The Function of Forms


Ask any creative UX designer and they’ll tell you that there’s nothing more boring than forms. While that may be true, forms are also one of the most important aspects of UI design – one that only tried and true professionals seem to get right.


 Before we delve into the rules of good form design, I have to once again assume the position of a naysayer. As I look at Israeli websites (especially government and service ones), I’m dismayed by how far behind they lag in their understanding of recent technological developments and their relation to forms.

Government websites have dozens of forms, most of which can be found as Word or PDF files (at least you don’t have to request them via phone). Then again, there’s no option to fill these forms online, so all forms must be printed, filled out by hand and then sent to the hapless government worker who will now type them back in.

At least word files allow you to type content. At the same time, they also allow you to change the form itself and of course can boast no kind of design or UI planning.

I understand that unidentified users can’t be allowed to file their forms online. That doesn’t means that they shouldn’t be able to fill them online, receive explanations for each field, get multiple choices and even run a few checks to avoid errors. After that the completed form could be easily printed.

Is that too much to ask? Fine, I’ll compromise. Let me download a ‘smart’ PDF file, one that you’ve given minimal thought into designing. Then I can type in my answers, receive warnings where applicable and even have some things calculated for me if needed. This will help prevent errors and make government work more efficient – that poor worker will only have to scan the form and let the program identify and store each field automatically.

Think I’m delusional? The British Revenue Service can show you how it’s done.


How to Plan Your Form

As you make your forms widely available to users, remember that clear and simple forms keep customer service calls away. While you’re planning and designing your form, look out for the following things:
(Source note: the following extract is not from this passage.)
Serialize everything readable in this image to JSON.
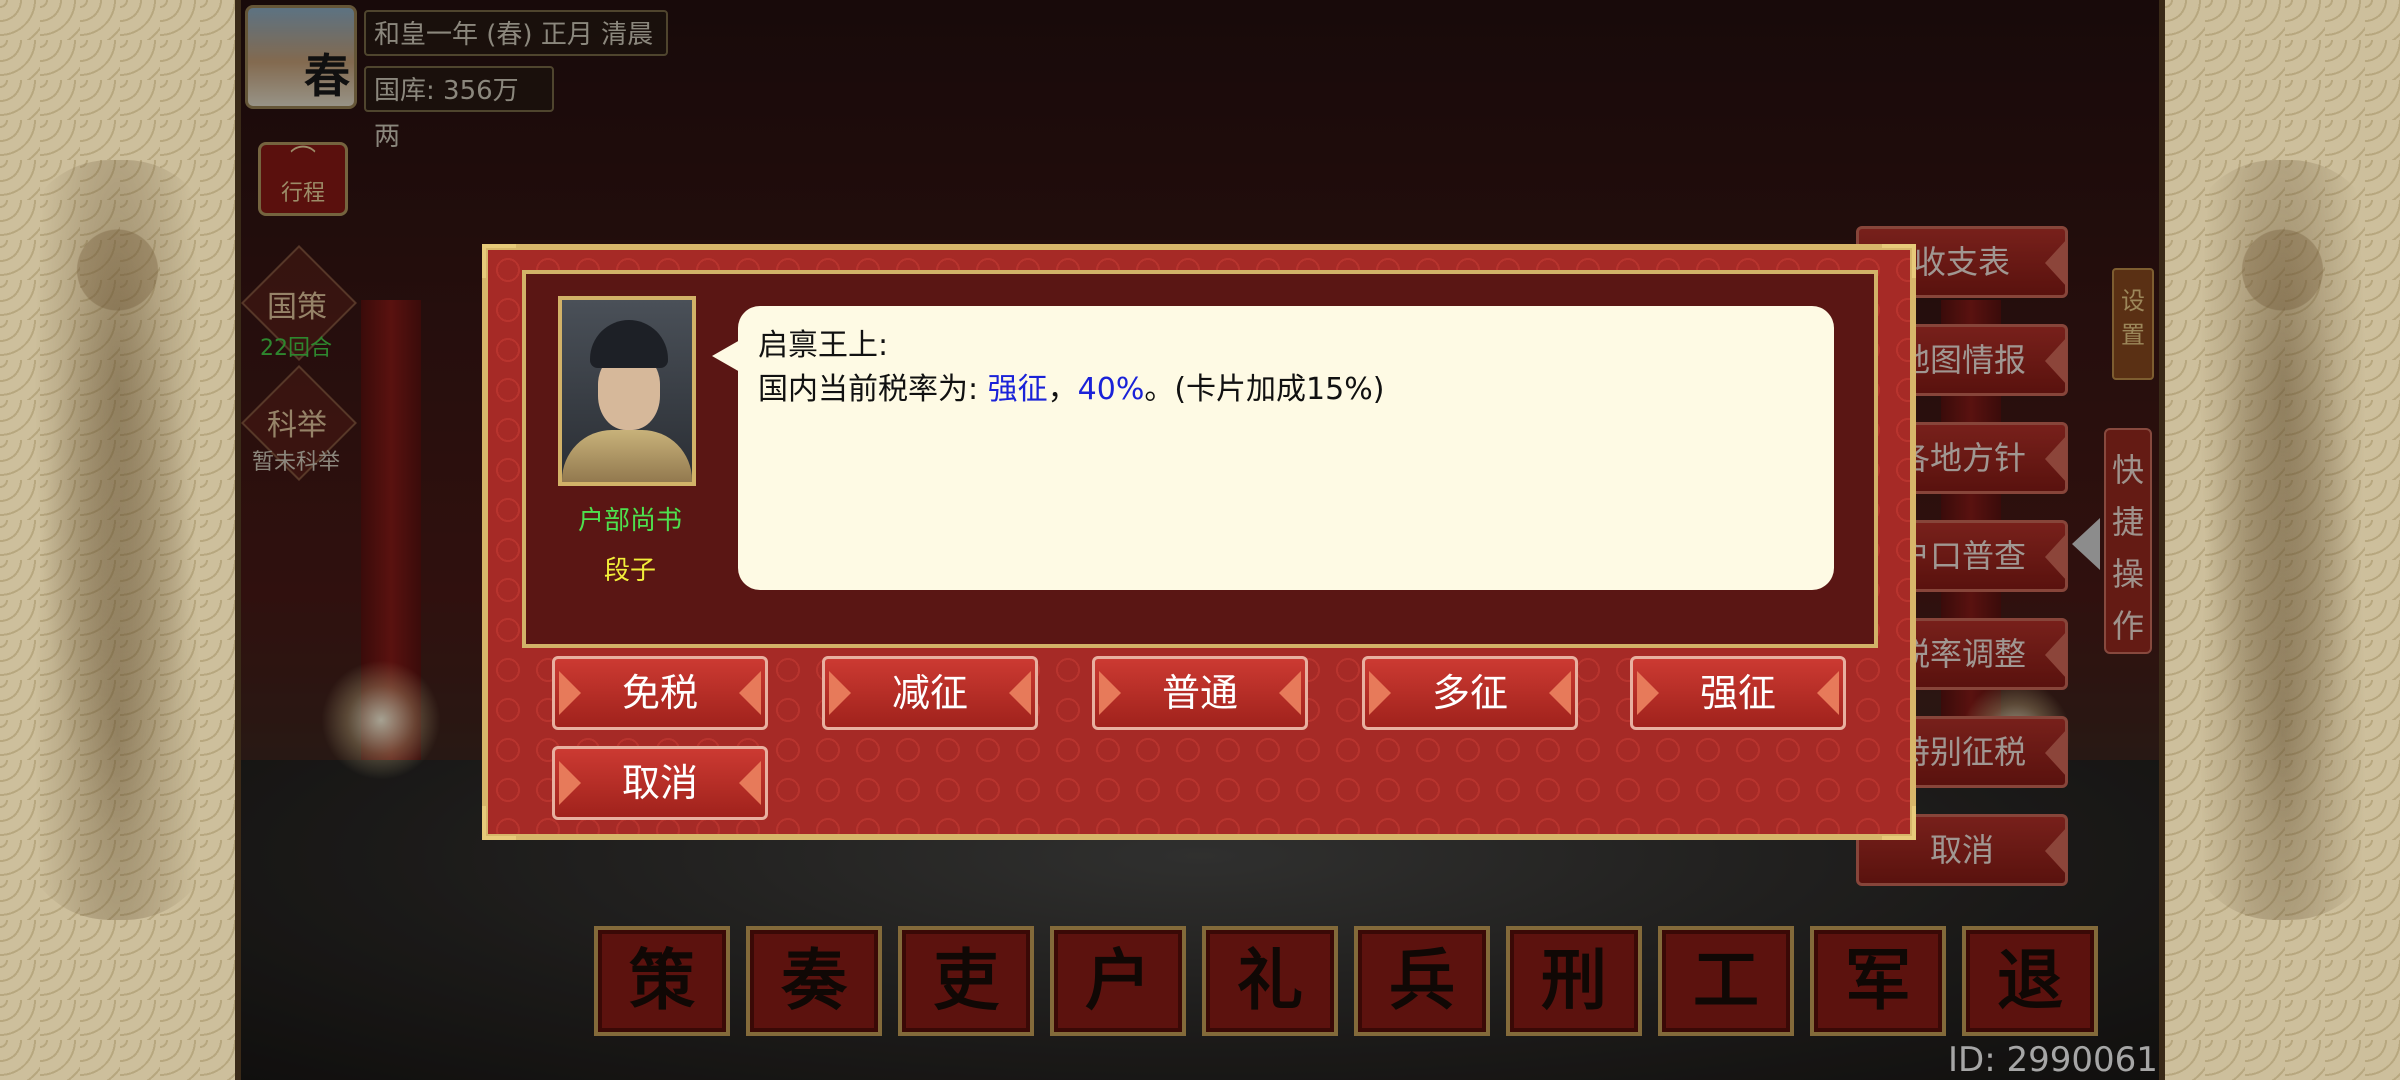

  • If your online form is especially long, divide into several screens or expanding and collapsing segments. At the end of the process, let the users review everything they’ve entered and of course edit it if necessary.
  • Keep your field order logical. Move from top to bottom, and if the order of the fields or segments is significant make sure you number them. If your fields should be filled in any particular order, keep unfilled fields grayed-out and unavailable until they become relevant (also supply a pop-up warning for those who try to fill them out prematurely).
  • Make pop-up explanations available next to their relevant fields.
  • When a field is filled out incorrectly, present a warning. If this is an online form, make sure your warning appears by the relevant field in a distinct color. Do not automatically erase the user’s erroneous entry.
  • Irrelevant fields should become grayed-out or disappear entirely.
  • Provide multiple choice options wherever possible, to help avoid mistakes (this includes calendars).
  • Do not combine two fields in one (like the government form I found, that asked users to fill in their “marital status and children under 18”).
  • Try to avoid putting two fields in a single row (This isn’t always possible, for example when you need to fill in a service, its cost and the amount of work hours it required).
  • Whenever possible, split fields into clear segments (you can use vertical lines).
  • Use your design to differentiate between the field header and the field itself.
  • Mark your required fields (unless they’re all required).
  • Eliminate visual noise: Align your fields and headers to the same point.



Member of